Summary: What’s Buzzing? How to Identify Insect Sting Allergy
Everyone reacts to insect stings, but when is it a severe allergy? Here’s what you need to know.
Most Common Stinging Insects & Where They Live
Honeybees — beehives
Wasps and Hornets — bushes, trees and on buildings
Yellow Jackets — ground, dirt mounds, old logs and walls
Fire Ants — large mounds in open areas
Harvester Ants — soil, moist areas, under wood, rocks, bricks
Don’t approach or disturb the insect nests.
Types of Reactions to Insect Stings
Small Local Reaction
Swelling < 2 inches
Treatment for small local reactions: Pain medicine, cold compress and ice.
Large Local Reaction
Exaggerated redness and swelling
Gradually enlarges over 2 days
Swelling is about 5 inches
Swelling peaks at 48 hours
Treatment for large local reactions: Pain medicine, cold compresses and elevation of sting if on extremity, antihistamines for itchiness.
What Attracts Stinging Insects
Dark Clothing – wear white or light colored clothing. Wear long pants and gloves when outside.
Fragrances – Avoid the use of strong smelling perfume, cologne, hair oil, hair spray and lotions.
Deodorant- Use unscented deodorant.
Sweat – Rinse off perspiration.
Food – Cover food and drinks at outdoor events as much as possible.
Garbage – Cover outside garbage.

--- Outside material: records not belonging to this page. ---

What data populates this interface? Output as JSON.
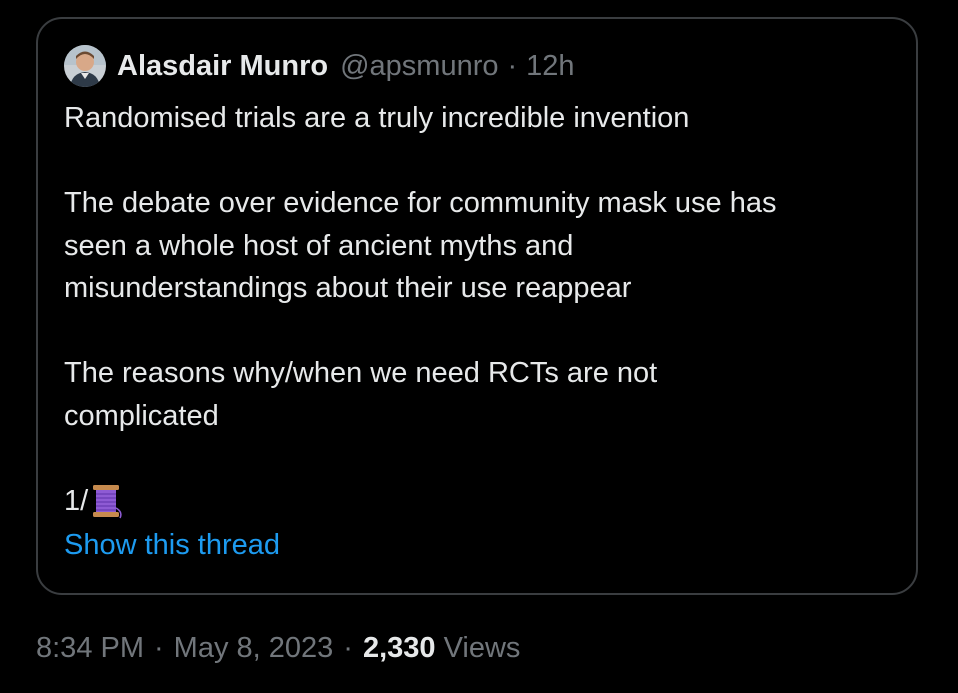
{
  "quoted_tweet": {
    "author": {
      "name": "Alasdair Munro",
      "handle": "@apsmunro",
      "separator": "·",
      "time": "12h"
    },
    "paragraphs": [
      [
        "Randomised trials are a truly incredible invention"
      ],
      [
        "The debate over evidence for community mask use has",
        "seen a whole host of ancient myths and",
        "misunderstandings about their use reappear"
      ],
      [
        "The reasons why/when we need RCTs are not",
        "complicated"
      ]
    ],
    "thread_marker": "1/",
    "thread_icon": "spool-of-thread-icon",
    "show_thread_label": "Show this thread"
  },
  "meta": {
    "time": "8:34 PM",
    "separator": "·",
    "date": "May 8, 2023",
    "views_count": "2,330",
    "views_label": "Views"
  },
  "colors": {
    "background": "#000000",
    "border": "#3a3d40",
    "text_primary": "#e7e9ea",
    "text_secondary": "#71767b",
    "link": "#1d9bf0"
  }
}
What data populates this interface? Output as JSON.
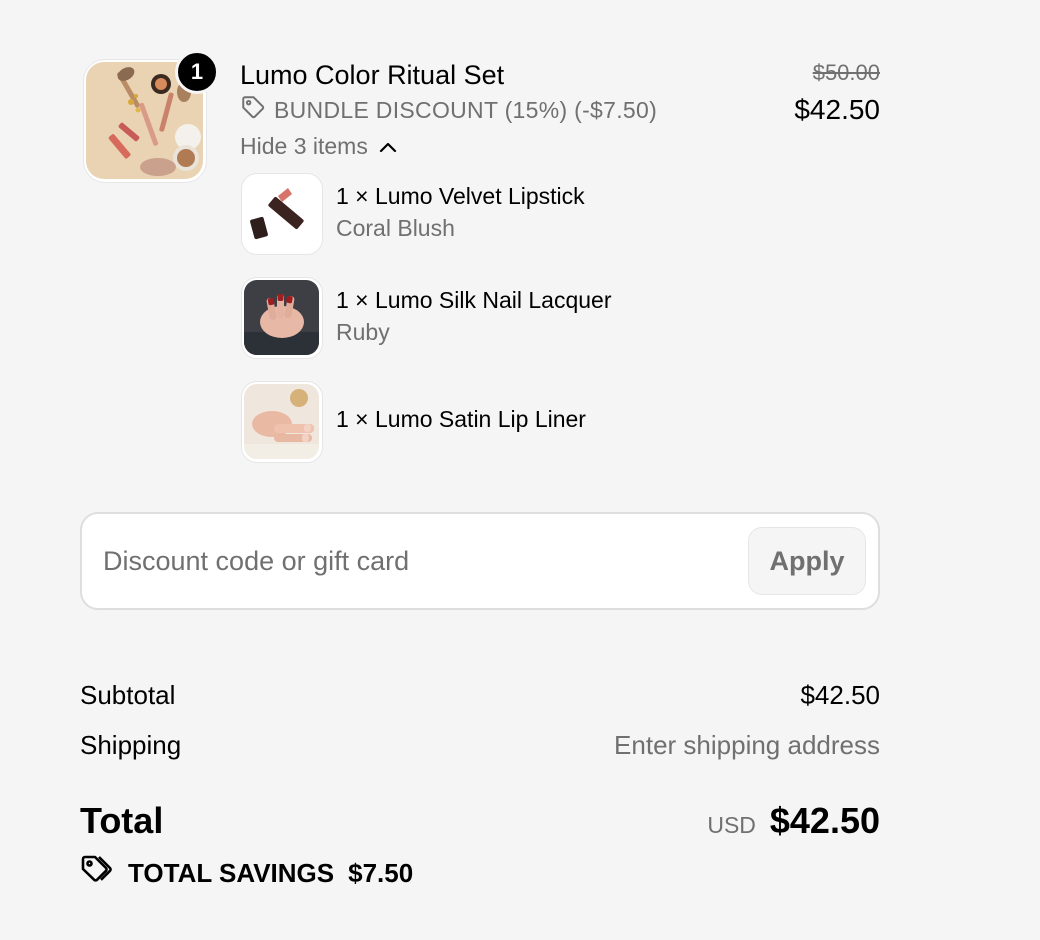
{
  "product": {
    "name": "Lumo Color Ritual Set",
    "quantity": "1",
    "discount_label": "BUNDLE DISCOUNT (15%) (-$7.50)",
    "toggle_label": "Hide 3 items",
    "original_price": "$50.00",
    "price": "$42.50",
    "icons": {
      "discount": "tag-icon",
      "toggle": "chevron-up-icon"
    }
  },
  "bundle_items": [
    {
      "name": "1 × Lumo Velvet Lipstick",
      "variant": "Coral Blush"
    },
    {
      "name": "1 × Lumo Silk Nail Lacquer",
      "variant": "Ruby"
    },
    {
      "name": "1 × Lumo Satin Lip Liner"
    }
  ],
  "discount_form": {
    "placeholder": "Discount code or gift card",
    "value": "",
    "apply_label": "Apply"
  },
  "totals": {
    "subtotal_label": "Subtotal",
    "subtotal_value": "$42.50",
    "shipping_label": "Shipping",
    "shipping_value": "Enter shipping address",
    "total_label": "Total",
    "currency": "USD",
    "total_value": "$42.50",
    "savings_label": "TOTAL SAVINGS",
    "savings_value": "$7.50",
    "savings_icon": "tags-icon"
  },
  "colors": {
    "background": "#f5f5f5",
    "text": "#000000",
    "muted_text": "#707070",
    "border": "#dedede",
    "badge": "#000000"
  }
}
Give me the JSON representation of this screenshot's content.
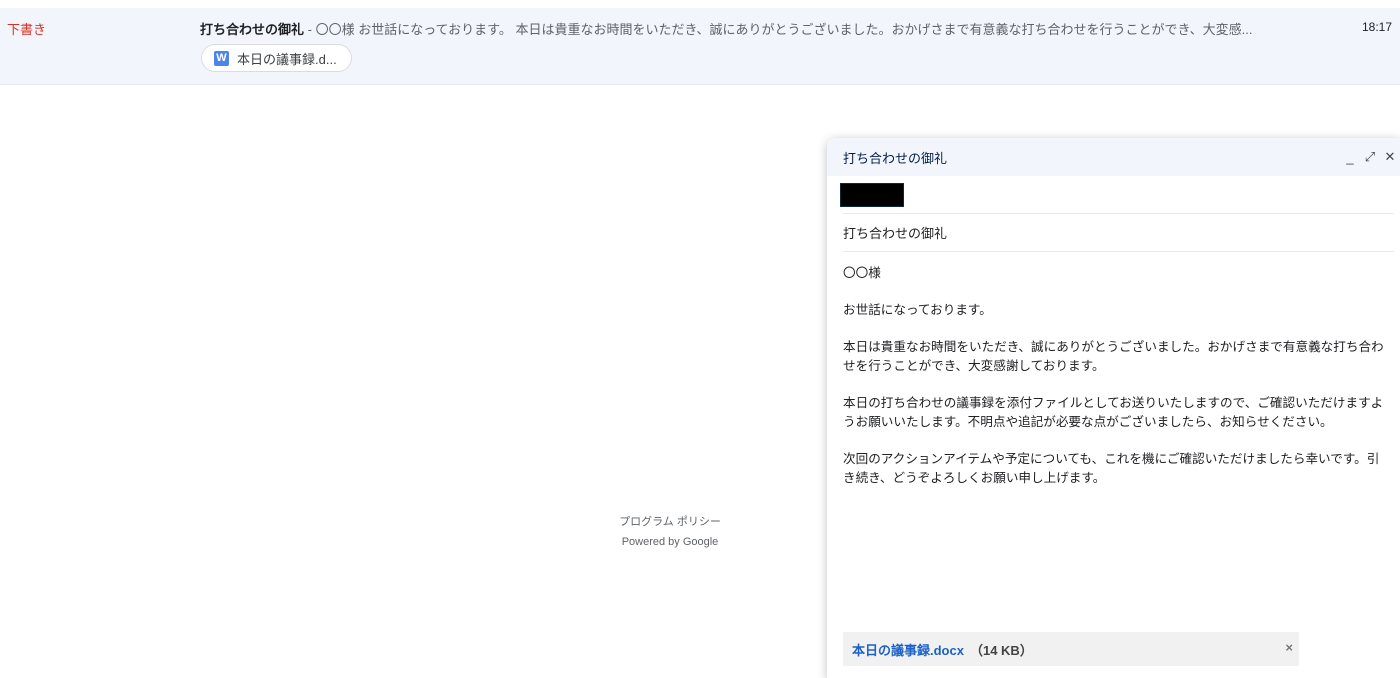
{
  "email_row": {
    "label": "下書き",
    "subject": "打ち合わせの御礼",
    "separator": " - ",
    "snippet": "〇〇様 お世話になっております。 本日は貴重なお時間をいただき、誠にありがとうございました。おかげさまで有意義な打ち合わせを行うことができ、大変感...",
    "time": "18:17",
    "attachment_chip": {
      "icon": "word-doc-icon",
      "icon_letter": "W",
      "label": "本日の議事録.d..."
    }
  },
  "footer": {
    "policy": "プログラム ポリシー",
    "powered": "Powered by Google"
  },
  "compose": {
    "title": "打ち合わせの御礼",
    "controls": {
      "minimize": "_",
      "expand": "⤢",
      "close": "✕"
    },
    "subject": "打ち合わせの御礼",
    "body": [
      "〇〇様",
      "お世話になっております。",
      "本日は貴重なお時間をいただき、誠にありがとうございました。おかげさまで有意義な打ち合わせを行うことができ、大変感謝しております。",
      "本日の打ち合わせの議事録を添付ファイルとしてお送りいたしますので、ご確認いただけますようお願いいたします。不明点や追記が必要な点がございましたら、お知らせください。",
      "次回のアクションアイテムや予定についても、これを機にご確認いただけましたら幸いです。引き続き、どうぞよろしくお願い申し上げます。"
    ],
    "attachment": {
      "name": "本日の議事録.docx",
      "size": "（14 KB）",
      "remove": "×"
    }
  }
}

Severe allergic reactions to an insect sting can be life-threatening. Call 911 if you experience a severe allergic reaction to an insect sting. Ask your doctor if allergy shots can reduce your risk of recurrent severe reactions.